Dads in advertising
Dads in advertising -- With more working women, companies target stay-at-home fathers selling their products
Meet advertising’s new domesticated dad: He puts his crying newborn in an Acura Legend and drives around the block until the infant falls asleep; he shaves with a Gillette razor, then cradles his babe against his well-defined chest; he rocks his 10-month-old for Gold MasterCard as he walks through their half-built house. He’s Michael Steadman meets Phil Donahue, a modern — day Father Knows Best-but is he real or just wishful thinking on Madison Avenue’s part? ”I think with the working mother, the at-home dad is a very contemporary situation,” says Charles Gennarelli of the ad agency J. Walter Thompson. Gennarelli is the brain behind a current spot for Bell Atlantic, which has a young father crooning ”Oh, Pretty Woman” to his wailing newborn while the phone rings in the background. His wife, we soon learn, is toiling at the office. ”What reinforces [this image] is what has happened in Iraq with the armed forces,” Gennarelli adds. ”Women were over there doing things that a few years ago they would not have done. Now men are doing things that they’ve never done before.”

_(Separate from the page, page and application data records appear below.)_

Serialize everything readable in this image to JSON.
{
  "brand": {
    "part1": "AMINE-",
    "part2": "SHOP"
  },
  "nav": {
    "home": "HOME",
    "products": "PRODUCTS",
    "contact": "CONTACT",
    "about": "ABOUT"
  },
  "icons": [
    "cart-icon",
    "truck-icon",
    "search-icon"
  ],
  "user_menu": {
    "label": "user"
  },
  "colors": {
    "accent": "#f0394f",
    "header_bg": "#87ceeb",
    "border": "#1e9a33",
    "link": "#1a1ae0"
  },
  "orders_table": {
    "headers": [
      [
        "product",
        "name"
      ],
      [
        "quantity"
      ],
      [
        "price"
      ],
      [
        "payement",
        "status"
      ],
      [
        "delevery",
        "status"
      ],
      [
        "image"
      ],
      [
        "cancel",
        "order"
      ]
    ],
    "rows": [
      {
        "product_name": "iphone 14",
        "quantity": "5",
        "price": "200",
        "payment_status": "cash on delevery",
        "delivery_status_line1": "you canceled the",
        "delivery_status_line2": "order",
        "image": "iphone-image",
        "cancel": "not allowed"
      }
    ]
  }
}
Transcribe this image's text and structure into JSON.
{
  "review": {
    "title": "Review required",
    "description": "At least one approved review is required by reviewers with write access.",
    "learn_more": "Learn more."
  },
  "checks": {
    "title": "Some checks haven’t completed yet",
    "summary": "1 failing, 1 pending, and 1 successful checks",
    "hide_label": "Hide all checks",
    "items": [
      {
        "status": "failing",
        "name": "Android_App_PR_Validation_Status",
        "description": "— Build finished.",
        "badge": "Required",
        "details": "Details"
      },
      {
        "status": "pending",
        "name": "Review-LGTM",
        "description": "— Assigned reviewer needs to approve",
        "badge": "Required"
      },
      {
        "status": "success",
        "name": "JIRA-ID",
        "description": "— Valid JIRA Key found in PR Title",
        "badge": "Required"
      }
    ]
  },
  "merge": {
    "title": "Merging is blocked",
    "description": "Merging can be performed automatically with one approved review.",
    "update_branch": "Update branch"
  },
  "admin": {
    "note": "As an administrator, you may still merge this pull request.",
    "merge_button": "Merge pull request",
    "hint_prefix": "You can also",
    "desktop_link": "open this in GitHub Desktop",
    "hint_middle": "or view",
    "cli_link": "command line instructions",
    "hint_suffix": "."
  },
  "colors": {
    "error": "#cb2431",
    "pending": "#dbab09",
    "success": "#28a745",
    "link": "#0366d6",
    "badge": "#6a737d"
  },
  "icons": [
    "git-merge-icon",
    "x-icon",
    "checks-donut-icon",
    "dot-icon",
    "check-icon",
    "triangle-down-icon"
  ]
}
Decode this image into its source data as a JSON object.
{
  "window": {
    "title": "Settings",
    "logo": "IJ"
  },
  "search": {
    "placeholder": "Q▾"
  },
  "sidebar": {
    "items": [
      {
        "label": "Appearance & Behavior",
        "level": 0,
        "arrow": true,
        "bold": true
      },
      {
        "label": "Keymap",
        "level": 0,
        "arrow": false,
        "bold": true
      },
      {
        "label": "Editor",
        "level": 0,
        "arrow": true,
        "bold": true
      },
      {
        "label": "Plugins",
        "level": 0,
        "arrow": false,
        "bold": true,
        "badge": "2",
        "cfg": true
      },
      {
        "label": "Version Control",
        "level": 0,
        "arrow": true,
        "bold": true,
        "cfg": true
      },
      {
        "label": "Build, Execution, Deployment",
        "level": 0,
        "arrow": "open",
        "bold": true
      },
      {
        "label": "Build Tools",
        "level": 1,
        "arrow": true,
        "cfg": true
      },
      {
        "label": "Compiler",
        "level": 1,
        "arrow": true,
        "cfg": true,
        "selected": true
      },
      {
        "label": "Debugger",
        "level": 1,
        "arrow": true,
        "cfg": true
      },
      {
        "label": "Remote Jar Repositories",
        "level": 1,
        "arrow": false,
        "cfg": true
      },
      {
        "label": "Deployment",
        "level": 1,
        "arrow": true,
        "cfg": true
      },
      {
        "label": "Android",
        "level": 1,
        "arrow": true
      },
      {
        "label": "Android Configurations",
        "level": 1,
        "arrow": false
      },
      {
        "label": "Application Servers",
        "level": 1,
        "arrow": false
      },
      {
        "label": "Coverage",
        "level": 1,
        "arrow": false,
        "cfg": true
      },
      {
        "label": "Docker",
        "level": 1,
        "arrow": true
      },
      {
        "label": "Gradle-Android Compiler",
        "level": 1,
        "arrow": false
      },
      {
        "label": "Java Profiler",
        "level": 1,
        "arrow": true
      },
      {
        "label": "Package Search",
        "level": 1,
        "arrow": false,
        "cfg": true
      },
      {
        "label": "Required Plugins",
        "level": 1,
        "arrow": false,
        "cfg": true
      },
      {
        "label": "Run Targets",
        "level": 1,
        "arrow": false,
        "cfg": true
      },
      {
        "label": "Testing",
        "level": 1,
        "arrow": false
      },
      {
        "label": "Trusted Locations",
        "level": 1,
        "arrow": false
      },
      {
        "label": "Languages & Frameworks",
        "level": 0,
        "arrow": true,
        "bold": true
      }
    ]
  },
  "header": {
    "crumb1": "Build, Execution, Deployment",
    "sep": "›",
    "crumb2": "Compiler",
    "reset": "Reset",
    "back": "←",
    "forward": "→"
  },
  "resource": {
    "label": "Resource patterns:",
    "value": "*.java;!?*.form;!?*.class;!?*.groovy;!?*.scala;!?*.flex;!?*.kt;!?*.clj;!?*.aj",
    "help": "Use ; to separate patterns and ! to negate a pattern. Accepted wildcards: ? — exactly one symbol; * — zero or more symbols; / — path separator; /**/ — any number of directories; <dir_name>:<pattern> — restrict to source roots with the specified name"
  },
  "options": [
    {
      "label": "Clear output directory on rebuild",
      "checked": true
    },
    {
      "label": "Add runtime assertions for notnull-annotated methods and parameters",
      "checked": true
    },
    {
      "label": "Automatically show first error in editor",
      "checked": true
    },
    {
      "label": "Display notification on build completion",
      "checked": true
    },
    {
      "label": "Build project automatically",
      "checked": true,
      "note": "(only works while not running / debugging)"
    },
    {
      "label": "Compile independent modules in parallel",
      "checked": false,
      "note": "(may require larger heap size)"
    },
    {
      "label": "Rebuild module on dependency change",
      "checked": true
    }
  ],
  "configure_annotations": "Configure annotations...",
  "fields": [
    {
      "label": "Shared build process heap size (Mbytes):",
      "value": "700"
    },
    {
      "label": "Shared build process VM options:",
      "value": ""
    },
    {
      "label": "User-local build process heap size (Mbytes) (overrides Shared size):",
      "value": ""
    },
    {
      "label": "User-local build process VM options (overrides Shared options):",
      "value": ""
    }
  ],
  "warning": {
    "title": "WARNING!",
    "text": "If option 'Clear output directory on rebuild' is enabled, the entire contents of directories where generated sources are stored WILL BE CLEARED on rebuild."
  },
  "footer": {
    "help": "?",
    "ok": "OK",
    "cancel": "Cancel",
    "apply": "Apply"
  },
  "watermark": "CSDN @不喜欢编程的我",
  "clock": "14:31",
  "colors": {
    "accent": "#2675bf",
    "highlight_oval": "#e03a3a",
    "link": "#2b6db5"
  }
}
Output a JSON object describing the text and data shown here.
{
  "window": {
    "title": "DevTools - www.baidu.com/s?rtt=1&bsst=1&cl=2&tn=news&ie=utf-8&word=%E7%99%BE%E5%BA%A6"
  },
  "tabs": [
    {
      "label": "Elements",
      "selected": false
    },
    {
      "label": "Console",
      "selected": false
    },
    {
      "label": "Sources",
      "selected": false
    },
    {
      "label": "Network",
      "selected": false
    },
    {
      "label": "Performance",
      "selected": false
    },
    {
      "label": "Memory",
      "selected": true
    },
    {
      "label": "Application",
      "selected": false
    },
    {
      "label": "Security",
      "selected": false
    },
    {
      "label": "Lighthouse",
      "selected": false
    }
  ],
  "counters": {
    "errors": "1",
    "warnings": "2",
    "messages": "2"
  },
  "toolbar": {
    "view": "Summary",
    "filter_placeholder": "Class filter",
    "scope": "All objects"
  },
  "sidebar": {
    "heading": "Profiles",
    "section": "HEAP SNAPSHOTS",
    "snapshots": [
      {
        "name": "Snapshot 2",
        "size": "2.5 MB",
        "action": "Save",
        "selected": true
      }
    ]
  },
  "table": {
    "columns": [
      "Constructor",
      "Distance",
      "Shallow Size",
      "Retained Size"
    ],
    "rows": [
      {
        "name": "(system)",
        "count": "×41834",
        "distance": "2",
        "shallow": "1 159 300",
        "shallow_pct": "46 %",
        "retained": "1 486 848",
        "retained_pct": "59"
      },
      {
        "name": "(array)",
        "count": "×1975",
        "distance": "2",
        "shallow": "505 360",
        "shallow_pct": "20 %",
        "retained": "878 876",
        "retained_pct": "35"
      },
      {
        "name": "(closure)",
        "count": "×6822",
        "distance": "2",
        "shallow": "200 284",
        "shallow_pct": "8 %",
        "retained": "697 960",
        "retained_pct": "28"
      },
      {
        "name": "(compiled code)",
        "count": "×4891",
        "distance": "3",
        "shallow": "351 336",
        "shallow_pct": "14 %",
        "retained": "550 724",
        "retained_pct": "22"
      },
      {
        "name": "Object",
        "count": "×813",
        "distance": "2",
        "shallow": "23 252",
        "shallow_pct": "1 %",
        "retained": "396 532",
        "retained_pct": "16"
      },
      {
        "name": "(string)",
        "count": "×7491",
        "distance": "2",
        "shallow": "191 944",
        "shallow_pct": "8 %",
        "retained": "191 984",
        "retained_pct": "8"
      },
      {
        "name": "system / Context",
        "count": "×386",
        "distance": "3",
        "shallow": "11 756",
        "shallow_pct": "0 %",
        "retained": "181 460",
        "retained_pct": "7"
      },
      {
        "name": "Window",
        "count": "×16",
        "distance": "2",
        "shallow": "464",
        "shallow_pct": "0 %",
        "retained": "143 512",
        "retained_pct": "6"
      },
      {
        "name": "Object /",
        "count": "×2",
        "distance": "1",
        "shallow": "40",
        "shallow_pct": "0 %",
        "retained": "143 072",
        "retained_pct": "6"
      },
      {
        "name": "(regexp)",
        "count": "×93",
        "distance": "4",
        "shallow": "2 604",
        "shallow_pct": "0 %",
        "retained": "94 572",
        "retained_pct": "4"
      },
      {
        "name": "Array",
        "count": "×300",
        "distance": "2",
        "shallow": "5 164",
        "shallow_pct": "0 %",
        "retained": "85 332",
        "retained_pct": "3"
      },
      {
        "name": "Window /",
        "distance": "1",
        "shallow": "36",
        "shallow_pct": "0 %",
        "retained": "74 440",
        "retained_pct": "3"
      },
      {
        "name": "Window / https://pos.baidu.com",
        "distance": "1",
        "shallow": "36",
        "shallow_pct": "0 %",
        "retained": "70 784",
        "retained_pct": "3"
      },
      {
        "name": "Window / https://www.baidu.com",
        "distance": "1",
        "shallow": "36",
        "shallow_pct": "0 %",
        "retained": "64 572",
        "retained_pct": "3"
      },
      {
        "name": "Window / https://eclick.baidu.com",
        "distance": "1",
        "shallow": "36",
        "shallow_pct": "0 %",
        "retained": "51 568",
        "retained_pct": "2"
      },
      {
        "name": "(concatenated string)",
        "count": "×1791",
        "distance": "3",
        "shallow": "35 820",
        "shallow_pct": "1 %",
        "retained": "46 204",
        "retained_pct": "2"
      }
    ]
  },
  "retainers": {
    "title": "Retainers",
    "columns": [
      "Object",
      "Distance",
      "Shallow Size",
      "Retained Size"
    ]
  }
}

Well, some might challenge the assumption that men never changed diapers, but there’s a larger question: Will men in ads soon be sporting aprons and pondering the effects of dishwashing detergent on their hands? Not likely. According to ad exec Barbara Durham of Foote, Cone & Belding, ”The roles are changing, but it’s important not to rob men of their masculinity completely.” So if you were looking forward to Stormin’ Norman’s Fabric Softener, don’t.